What you will do = Retype the data that follows exactly. No pictures belong in the copy.
◆ ◆ ◆ ◆ ◆ ◆ ◆
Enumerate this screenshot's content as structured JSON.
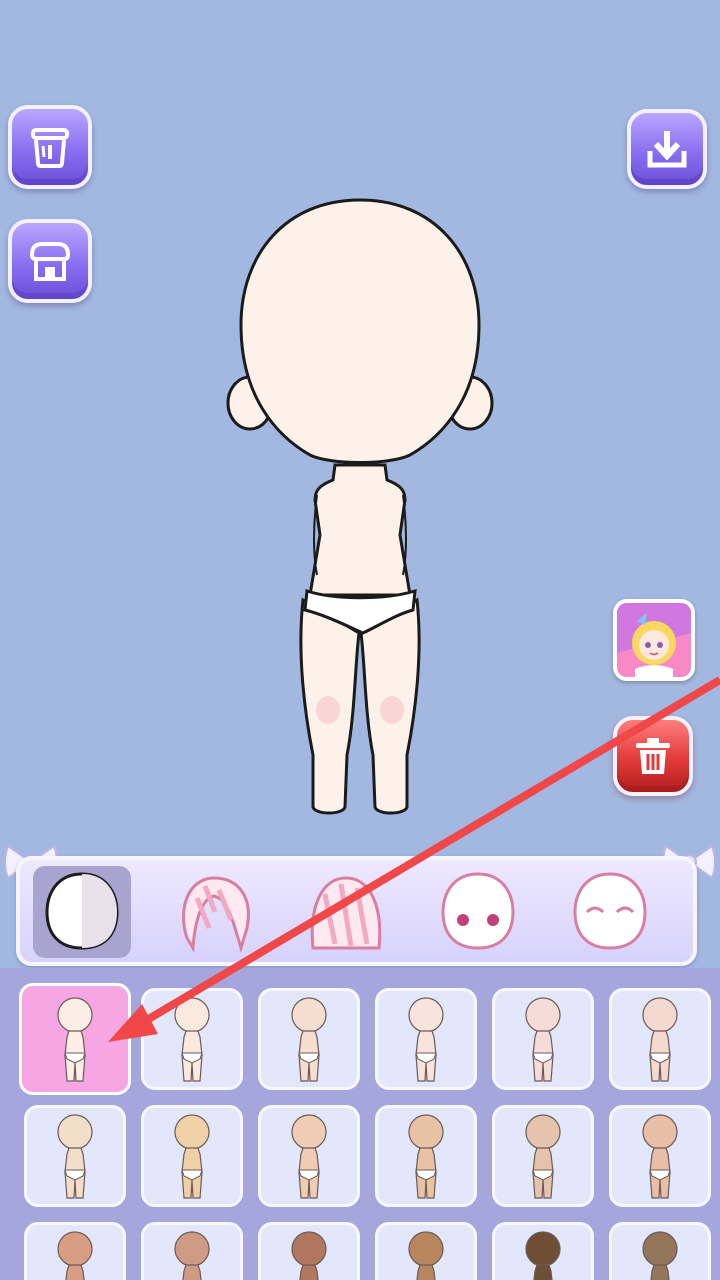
{
  "toolbar": {
    "delete_icon": "trash-bin-icon",
    "shop_icon": "shop-icon",
    "download_icon": "download-icon",
    "clear_icon": "trash-can-icon"
  },
  "colors": {
    "background": "#a3b8e0",
    "button_purple": "#8a6ef0",
    "button_red": "#e23a3a",
    "selected_cell": "#f7a6e4",
    "arrow": "#f04848"
  },
  "categories": [
    {
      "name": "body",
      "icon": "body-icon",
      "active": true
    },
    {
      "name": "front-hair",
      "icon": "front-hair-icon",
      "active": false
    },
    {
      "name": "back-hair",
      "icon": "back-hair-icon",
      "active": false
    },
    {
      "name": "eyes",
      "icon": "eyes-icon",
      "active": false
    },
    {
      "name": "face",
      "icon": "face-icon",
      "active": false
    }
  ],
  "skin_tones": [
    "#fbeee6",
    "#fbe9df",
    "#f5ddd0",
    "#f8e4dc",
    "#f6dcd9",
    "#f3d9d0",
    "#f3dfc9",
    "#f0d0a6",
    "#eecdb4",
    "#e8c2a4",
    "#e6c3ad",
    "#e8bfa6",
    "#d89e85",
    "#cf9b84",
    "#b27760",
    "#b7865f",
    "#6e4f35",
    "#94775a"
  ],
  "selected_index": 0
}
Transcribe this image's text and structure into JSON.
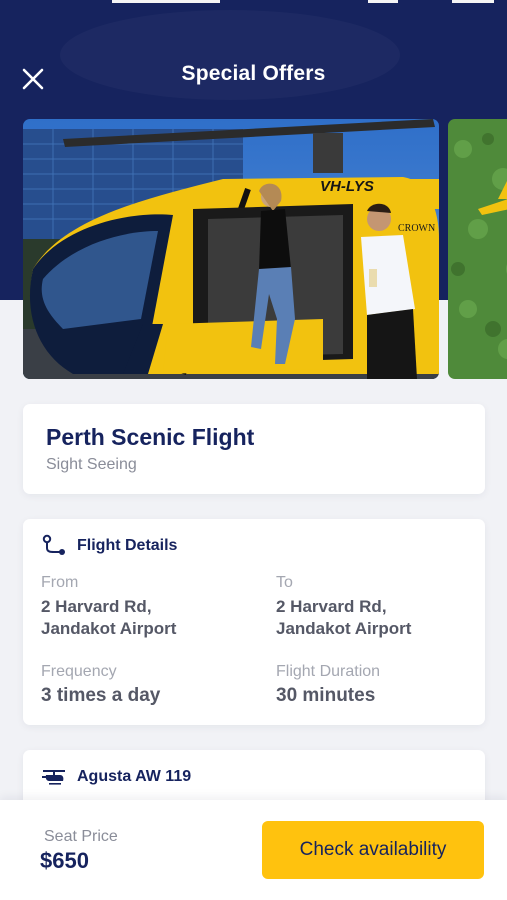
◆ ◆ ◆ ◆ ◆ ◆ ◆
The answer =
Enumerate this screenshot's content as structured JSON.
{
  "toolbar": {
    "delete_icon": "trash-bin-icon",
    "shop_icon": "shop-icon",
    "download_icon": "download-icon",
    "clear_icon": "trash-can-icon"
  },
  "colors": {
    "background": "#a3b8e0",
    "button_purple": "#8a6ef0",
    "button_red": "#e23a3a",
    "selected_cell": "#f7a6e4",
    "arrow": "#f04848"
  },
  "categories": [
    {
      "name": "body",
      "icon": "body-icon",
      "active": true
    },
    {
      "name": "front-hair",
      "icon": "front-hair-icon",
      "active": false
    },
    {
      "name": "back-hair",
      "icon": "back-hair-icon",
      "active": false
    },
    {
      "name": "eyes",
      "icon": "eyes-icon",
      "active": false
    },
    {
      "name": "face",
      "icon": "face-icon",
      "active": false
    }
  ],
  "skin_tones": [
    "#fbeee6",
    "#fbe9df",
    "#f5ddd0",
    "#f8e4dc",
    "#f6dcd9",
    "#f3d9d0",
    "#f3dfc9",
    "#f0d0a6",
    "#eecdb4",
    "#e8c2a4",
    "#e6c3ad",
    "#e8bfa6",
    "#d89e85",
    "#cf9b84",
    "#b27760",
    "#b7865f",
    "#6e4f35",
    "#94775a"
  ],
  "selected_index": 0
}
Transcribe this image's text and structure into JSON.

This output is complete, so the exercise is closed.